Osteoarthritis of the thumb carpometacarpal joint in women and occupational risk factors: a case-control study

J Hand Surg Am. 2007 Apr;32(4):459-65. doi: 10.1016/j.jhsa.2007.01.014.


Purpose: Among other etiologic factors involved in first carpometacarpal (CMC) osteoarthritis (OA), occupational factors have been postulated as influencing the occurrence of this condition. Very few epidemiologic studies, however, have evaluated this topic. Determining the occupational risk factors is important in proposing preventive measures at the workplace. This case-control study was undertaken to explore whether there was a history of greater exposure to some occupational factors (eg, occupations, hand postures, tasks involving the CMC joint) in women requiring surgery for CMC OA compared with women with no CMC OA noted by history and physical examination.

Methods: The case subjects were 61 women surgically treated for primary CMC OA and the control subjects were 120 aged matched women without history or features of CMC OA. A detailed structured interview was developed to elicit information about age, smoking habits, medical history, lifestyle history, and occupational factors. Occupational factors were based on a detailed history of jobs, coded according to the International Standard Classification of Occupations. For the main occupation/job held for the longest duration and during an average working day, subjects were asked about hand posture or tasks involving requirements presumed to cause a strain or a high load to the CMC joint and about certain work conditions.
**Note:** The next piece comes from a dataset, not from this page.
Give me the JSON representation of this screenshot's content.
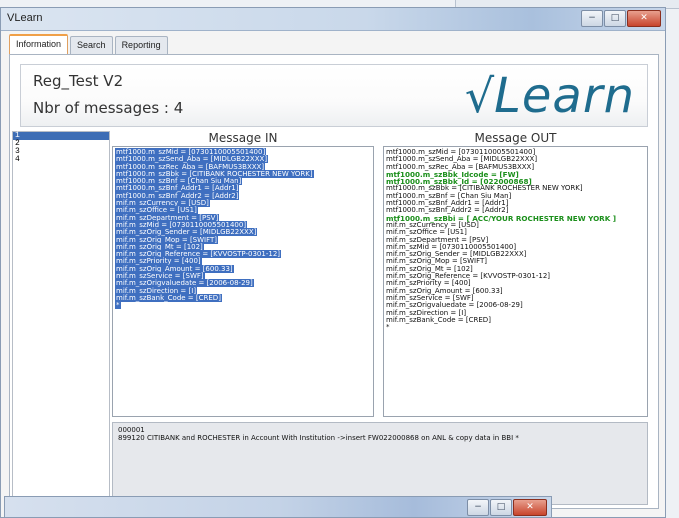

Results: Of the 61 case and 120 control subjects, 5 and 14, respectively, had never worked. There was no difference between the average number of jobs through the working lifetime of the group of case subjects compared with the group of control subjects. Logistic regression analysis showed that after adjustment for age, smoking status, obesity, CMC OA family history, hysterectomy history, parity, and occasional job, the following occupational factors were risk factors for CMC OA: occupations presumed to be associated with increased risk for CMC OA, occupations involving repetitive thumb use, and jobs perceived by the subject having not enough rest breaks during a day. The group of case subjects had a higher prevalence of hysterectomy history and family CMC OA history compared with the group of control subjects.

Conclusions: Although previous studies have reported that work and exposure history may lack precision as risk factors, our results give further evidence to support the role of certain occupational factors in the occurrence of CMC OA in women.

Type of study/level of evidence: Therapeutic II.

MeSH terms

  • Adult
  • Carpometacarpal Joints / pathology*
  • Carpometacarpal Joints / surgery
  • Case-Control Studies
  • Chi-Square Distribution
  • Female
  • Humans
  • Logistic Models
  • Occupational Diseases / etiology*
  • Occupational Diseases / surgery
  • Occupations
  • Osteoarthritis / etiology*
  • Osteoarthritis / surgery
  • Risk Factors
  • Thumb